This Pulitzer Prize-winning play from Tennessee Williams about a wealthy Southern family rotting from the inside out was toned down by writer/director Richard Brooks to remove the suggestion of homosexuality on the part of Paul Newman’s character. Still, it remains a classic, and it gave Taylor a chance to show off her dramatic chops. Cast as Newman’s frustrated wife “Maggie the Cat,” she is sultry and heartbroken as the woman who can’t get her alcoholic ex-football star of a husband to love her. It was her second consecutive Best Actress nomination and with it, she showed film audiences that she was capable of films with more range.
It was the role of glamorous socialite Angela Vickers in this lusty George Stevens-directed drama that forced audiences to take notice of Taylor as an adult actress. Her magnetic onscreen chemistry with Montgomery Clift—who would become a close personal friend of Taylor—is what sells this sordid love triangle of a movie. Clift is a working-class guy who gets a poor girl (Shelly Winters) pregnant, but soon becomes obsessed with Taylor’s gorgeous society girl and dreams of a life he thought he’d never have. This dark, disturbing tragedy set the tone for the kind of ravishing dream-girl roles that Taylor would later inhabit in the 50s and 60s.
Ironically, Taylor’s best and most fully realized performance may be her least glamorous. She gained 30 pounds and was playing a 50-something woman when she was just 34 herself. Playing opposite her then-husband Richard Burton (whom she divorced and remarried and divorced again in the mid-70s), Taylor is riveting as the abusive, alcoholic Martha. Able to go from seductive to horribly cruel in a heartbeat, she deservedly won her second Best Actress Oscar for this groundbreaking Mike Nichols film, based on the Edward Albee play.

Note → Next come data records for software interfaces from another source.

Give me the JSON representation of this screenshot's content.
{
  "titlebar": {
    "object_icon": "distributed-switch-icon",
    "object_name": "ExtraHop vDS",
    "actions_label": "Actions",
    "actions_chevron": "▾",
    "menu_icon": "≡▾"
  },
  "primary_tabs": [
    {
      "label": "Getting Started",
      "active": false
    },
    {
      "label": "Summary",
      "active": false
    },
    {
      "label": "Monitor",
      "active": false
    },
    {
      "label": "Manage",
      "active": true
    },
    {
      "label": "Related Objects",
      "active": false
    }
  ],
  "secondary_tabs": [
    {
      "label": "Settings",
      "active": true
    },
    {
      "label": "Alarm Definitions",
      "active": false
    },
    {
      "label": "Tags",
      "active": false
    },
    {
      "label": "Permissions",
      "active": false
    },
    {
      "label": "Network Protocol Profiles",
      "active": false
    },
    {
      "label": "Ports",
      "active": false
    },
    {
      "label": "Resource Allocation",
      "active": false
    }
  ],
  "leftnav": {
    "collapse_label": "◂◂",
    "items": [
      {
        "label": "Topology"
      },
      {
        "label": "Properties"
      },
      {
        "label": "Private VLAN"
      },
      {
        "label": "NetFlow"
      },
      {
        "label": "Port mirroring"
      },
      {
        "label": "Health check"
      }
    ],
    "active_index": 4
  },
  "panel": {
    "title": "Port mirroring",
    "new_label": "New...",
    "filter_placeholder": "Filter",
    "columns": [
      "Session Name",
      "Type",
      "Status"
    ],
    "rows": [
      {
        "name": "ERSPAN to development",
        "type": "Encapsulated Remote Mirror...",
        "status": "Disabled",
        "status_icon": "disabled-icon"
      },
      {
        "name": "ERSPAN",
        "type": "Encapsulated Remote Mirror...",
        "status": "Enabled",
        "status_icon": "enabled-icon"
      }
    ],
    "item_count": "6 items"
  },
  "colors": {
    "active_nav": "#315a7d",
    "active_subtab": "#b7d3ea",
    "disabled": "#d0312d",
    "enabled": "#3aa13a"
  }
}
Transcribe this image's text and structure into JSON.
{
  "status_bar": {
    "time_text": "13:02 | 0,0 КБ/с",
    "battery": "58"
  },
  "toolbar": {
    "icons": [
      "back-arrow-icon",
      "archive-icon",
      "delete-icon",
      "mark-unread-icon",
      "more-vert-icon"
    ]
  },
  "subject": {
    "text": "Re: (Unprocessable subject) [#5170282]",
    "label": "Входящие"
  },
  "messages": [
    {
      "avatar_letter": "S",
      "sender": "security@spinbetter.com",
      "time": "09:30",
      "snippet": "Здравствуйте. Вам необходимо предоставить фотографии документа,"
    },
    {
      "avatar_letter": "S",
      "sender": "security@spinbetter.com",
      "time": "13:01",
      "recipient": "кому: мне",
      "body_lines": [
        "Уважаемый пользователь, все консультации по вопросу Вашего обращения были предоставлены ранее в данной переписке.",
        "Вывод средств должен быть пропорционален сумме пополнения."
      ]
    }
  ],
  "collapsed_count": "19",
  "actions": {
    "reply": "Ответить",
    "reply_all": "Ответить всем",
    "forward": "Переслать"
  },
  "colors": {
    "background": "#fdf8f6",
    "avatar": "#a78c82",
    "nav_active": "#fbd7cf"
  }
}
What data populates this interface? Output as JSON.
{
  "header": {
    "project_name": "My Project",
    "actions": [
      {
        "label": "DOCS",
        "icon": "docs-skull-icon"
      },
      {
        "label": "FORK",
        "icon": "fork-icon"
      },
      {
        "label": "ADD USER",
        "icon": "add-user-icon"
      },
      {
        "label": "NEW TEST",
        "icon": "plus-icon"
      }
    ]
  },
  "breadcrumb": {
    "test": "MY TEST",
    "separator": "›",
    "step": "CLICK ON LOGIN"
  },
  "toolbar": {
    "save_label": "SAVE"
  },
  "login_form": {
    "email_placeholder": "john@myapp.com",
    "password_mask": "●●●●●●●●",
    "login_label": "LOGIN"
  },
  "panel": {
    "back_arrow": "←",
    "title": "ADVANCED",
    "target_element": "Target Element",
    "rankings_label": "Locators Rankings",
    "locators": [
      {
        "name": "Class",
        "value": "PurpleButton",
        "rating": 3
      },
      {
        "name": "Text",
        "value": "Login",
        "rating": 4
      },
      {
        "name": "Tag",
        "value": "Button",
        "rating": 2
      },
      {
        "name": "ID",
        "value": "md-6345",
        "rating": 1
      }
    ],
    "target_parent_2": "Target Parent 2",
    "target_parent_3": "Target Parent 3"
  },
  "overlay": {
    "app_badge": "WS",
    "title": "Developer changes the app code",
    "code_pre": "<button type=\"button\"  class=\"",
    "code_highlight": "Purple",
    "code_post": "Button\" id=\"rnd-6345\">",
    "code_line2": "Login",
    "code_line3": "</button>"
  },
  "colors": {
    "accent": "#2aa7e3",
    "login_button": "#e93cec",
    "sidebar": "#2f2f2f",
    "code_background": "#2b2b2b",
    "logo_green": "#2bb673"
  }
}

Its use of language and adult content pushed the boundaries of good taste and helped create the need in the MPAA’s eyes for a film rating system. Sadly, Taylor would never work on such a groundbreaking movie again.